**ABOUT THIS EXERCISE**
From the first line to the last, reproduce the records exactly.
** Opening DATA IN THIS EXERCISE block **
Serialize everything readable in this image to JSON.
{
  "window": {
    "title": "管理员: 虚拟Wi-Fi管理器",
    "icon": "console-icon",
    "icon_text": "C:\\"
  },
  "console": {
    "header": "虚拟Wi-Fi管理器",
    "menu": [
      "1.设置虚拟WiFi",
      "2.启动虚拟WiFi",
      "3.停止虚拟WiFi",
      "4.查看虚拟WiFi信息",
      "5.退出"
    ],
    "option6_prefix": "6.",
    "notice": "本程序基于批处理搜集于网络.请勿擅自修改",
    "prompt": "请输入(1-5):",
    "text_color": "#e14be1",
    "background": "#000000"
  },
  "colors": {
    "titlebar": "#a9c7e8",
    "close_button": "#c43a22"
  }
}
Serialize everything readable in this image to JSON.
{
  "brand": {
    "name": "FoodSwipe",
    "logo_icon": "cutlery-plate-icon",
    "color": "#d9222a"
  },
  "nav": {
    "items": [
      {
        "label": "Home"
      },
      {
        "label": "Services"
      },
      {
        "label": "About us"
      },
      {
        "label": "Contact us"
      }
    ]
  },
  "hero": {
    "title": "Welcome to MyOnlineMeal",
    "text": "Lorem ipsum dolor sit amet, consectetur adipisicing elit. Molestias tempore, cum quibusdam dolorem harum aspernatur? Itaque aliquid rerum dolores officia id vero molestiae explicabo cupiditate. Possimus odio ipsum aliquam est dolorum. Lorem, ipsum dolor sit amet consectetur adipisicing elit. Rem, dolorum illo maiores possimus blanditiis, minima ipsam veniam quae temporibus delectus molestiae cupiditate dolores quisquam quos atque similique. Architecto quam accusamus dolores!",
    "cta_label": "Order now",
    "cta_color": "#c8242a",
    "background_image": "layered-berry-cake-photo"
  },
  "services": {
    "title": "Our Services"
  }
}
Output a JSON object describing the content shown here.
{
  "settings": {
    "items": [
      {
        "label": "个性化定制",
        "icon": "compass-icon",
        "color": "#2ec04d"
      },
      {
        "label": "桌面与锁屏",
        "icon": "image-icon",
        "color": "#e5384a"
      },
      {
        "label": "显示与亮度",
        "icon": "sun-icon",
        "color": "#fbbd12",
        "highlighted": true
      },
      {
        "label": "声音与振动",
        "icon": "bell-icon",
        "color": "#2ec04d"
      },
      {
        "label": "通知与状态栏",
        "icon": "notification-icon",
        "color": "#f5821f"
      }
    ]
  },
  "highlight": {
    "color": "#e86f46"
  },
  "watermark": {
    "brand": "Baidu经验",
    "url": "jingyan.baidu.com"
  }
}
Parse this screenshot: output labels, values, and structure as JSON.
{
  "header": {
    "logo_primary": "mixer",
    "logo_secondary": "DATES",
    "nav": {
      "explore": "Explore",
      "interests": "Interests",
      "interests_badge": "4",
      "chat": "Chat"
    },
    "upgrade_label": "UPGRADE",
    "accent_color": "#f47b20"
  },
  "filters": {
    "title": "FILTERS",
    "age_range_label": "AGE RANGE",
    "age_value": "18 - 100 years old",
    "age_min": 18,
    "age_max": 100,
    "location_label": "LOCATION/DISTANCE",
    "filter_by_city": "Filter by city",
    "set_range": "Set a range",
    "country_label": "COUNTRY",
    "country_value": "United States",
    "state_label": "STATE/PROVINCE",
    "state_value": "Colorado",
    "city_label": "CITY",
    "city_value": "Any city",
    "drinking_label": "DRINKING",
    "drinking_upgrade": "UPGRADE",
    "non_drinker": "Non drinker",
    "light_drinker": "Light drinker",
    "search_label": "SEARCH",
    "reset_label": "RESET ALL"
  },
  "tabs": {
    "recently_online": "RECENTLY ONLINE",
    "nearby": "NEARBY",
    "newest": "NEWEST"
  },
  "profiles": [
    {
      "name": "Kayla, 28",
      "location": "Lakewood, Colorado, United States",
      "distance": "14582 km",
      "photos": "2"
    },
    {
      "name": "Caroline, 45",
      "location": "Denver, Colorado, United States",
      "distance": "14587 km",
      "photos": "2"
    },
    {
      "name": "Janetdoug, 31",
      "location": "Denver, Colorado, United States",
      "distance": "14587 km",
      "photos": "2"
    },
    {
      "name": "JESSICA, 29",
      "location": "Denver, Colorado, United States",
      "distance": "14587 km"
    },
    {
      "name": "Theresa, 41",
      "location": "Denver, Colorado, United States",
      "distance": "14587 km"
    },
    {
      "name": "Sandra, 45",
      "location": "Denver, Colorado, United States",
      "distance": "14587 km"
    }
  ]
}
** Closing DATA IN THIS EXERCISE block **
**FINISHED TASK**
Serialize everything readable in this image to JSON.
{
  "window": {
    "title": "管理员: 虚拟Wi-Fi管理器",
    "icon": "console-icon",
    "icon_text": "C:\\"
  },
  "console": {
    "header": "虚拟Wi-Fi管理器",
    "menu": [
      "1.设置虚拟WiFi",
      "2.启动虚拟WiFi",
      "3.停止虚拟WiFi",
      "4.查看虚拟WiFi信息",
      "5.退出"
    ],
    "option6_prefix": "6.",
    "notice": "本程序基于批处理搜集于网络.请勿擅自修改",
    "prompt": "请输入(1-5):",
    "text_color": "#e14be1",
    "background": "#000000"
  },
  "colors": {
    "titlebar": "#a9c7e8",
    "close_button": "#c43a22"
  }
}
Serialize everything readable in this image to JSON.
{
  "brand": {
    "name": "FoodSwipe",
    "logo_icon": "cutlery-plate-icon",
    "color": "#d9222a"
  },
  "nav": {
    "items": [
      {
        "label": "Home"
      },
      {
        "label": "Services"
      },
      {
        "label": "About us"
      },
      {
        "label": "Contact us"
      }
    ]
  },
  "hero": {
    "title": "Welcome to MyOnlineMeal",
    "text": "Lorem ipsum dolor sit amet, consectetur adipisicing elit. Molestias tempore, cum quibusdam dolorem harum aspernatur? Itaque aliquid rerum dolores officia id vero molestiae explicabo cupiditate. Possimus odio ipsum aliquam est dolorum. Lorem, ipsum dolor sit amet consectetur adipisicing elit. Rem, dolorum illo maiores possimus blanditiis, minima ipsam veniam quae temporibus delectus molestiae cupiditate dolores quisquam quos atque similique. Architecto quam accusamus dolores!",
    "cta_label": "Order now",
    "cta_color": "#c8242a",
    "background_image": "layered-berry-cake-photo"
  },
  "services": {
    "title": "Our Services"
  }
}
Output a JSON object describing the content shown here.
{
  "settings": {
    "items": [
      {
        "label": "个性化定制",
        "icon": "compass-icon",
        "color": "#2ec04d"
      },
      {
        "label": "桌面与锁屏",
        "icon": "image-icon",
        "color": "#e5384a"
      },
      {
        "label": "显示与亮度",
        "icon": "sun-icon",
        "color": "#fbbd12",
        "highlighted": true
      },
      {
        "label": "声音与振动",
        "icon": "bell-icon",
        "color": "#2ec04d"
      },
      {
        "label": "通知与状态栏",
        "icon": "notification-icon",
        "color": "#f5821f"
      }
    ]
  },
  "highlight": {
    "color": "#e86f46"
  },
  "watermark": {
    "brand": "Baidu经验",
    "url": "jingyan.baidu.com"
  }
}
Parse this screenshot: output labels, values, and structure as JSON.
{
  "header": {
    "logo_primary": "mixer",
    "logo_secondary": "DATES",
    "nav": {
      "explore": "Explore",
      "interests": "Interests",
      "interests_badge": "4",
      "chat": "Chat"
    },
    "upgrade_label": "UPGRADE",
    "accent_color": "#f47b20"
  },
  "filters": {
    "title": "FILTERS",
    "age_range_label": "AGE RANGE",
    "age_value": "18 - 100 years old",
    "age_min": 18,
    "age_max": 100,
    "location_label": "LOCATION/DISTANCE",
    "filter_by_city": "Filter by city",
    "set_range": "Set a range",
    "country_label": "COUNTRY",
    "country_value": "United States",
    "state_label": "STATE/PROVINCE",
    "state_value": "Colorado",
    "city_label": "CITY",
    "city_value": "Any city",
    "drinking_label": "DRINKING",
    "drinking_upgrade": "UPGRADE",
    "non_drinker": "Non drinker",
    "light_drinker": "Light drinker",
    "search_label": "SEARCH",
    "reset_label": "RESET ALL"
  },
  "tabs": {
    "recently_online": "RECENTLY ONLINE",
    "nearby": "NEARBY",
    "newest": "NEWEST"
  },
  "profiles": [
    {
      "name": "Kayla, 28",
      "location": "Lakewood, Colorado, United States",
      "distance": "14582 km",
      "photos": "2"
    },
    {
      "name": "Caroline, 45",
      "location": "Denver, Colorado, United States",
      "distance": "14587 km",
      "photos": "2"
    },
    {
      "name": "Janetdoug, 31",
      "location": "Denver, Colorado, United States",
      "distance": "14587 km",
      "photos": "2"
    },
    {
      "name": "JESSICA, 29",
      "location": "Denver, Colorado, United States",
      "distance": "14587 km"
    },
    {
      "name": "Theresa, 41",
      "location": "Denver, Colorado, United States",
      "distance": "14587 km"
    },
    {
      "name": "Sandra, 45",
      "location": "Denver, Colorado, United States",
      "distance": "14587 km"
    }
  ]
}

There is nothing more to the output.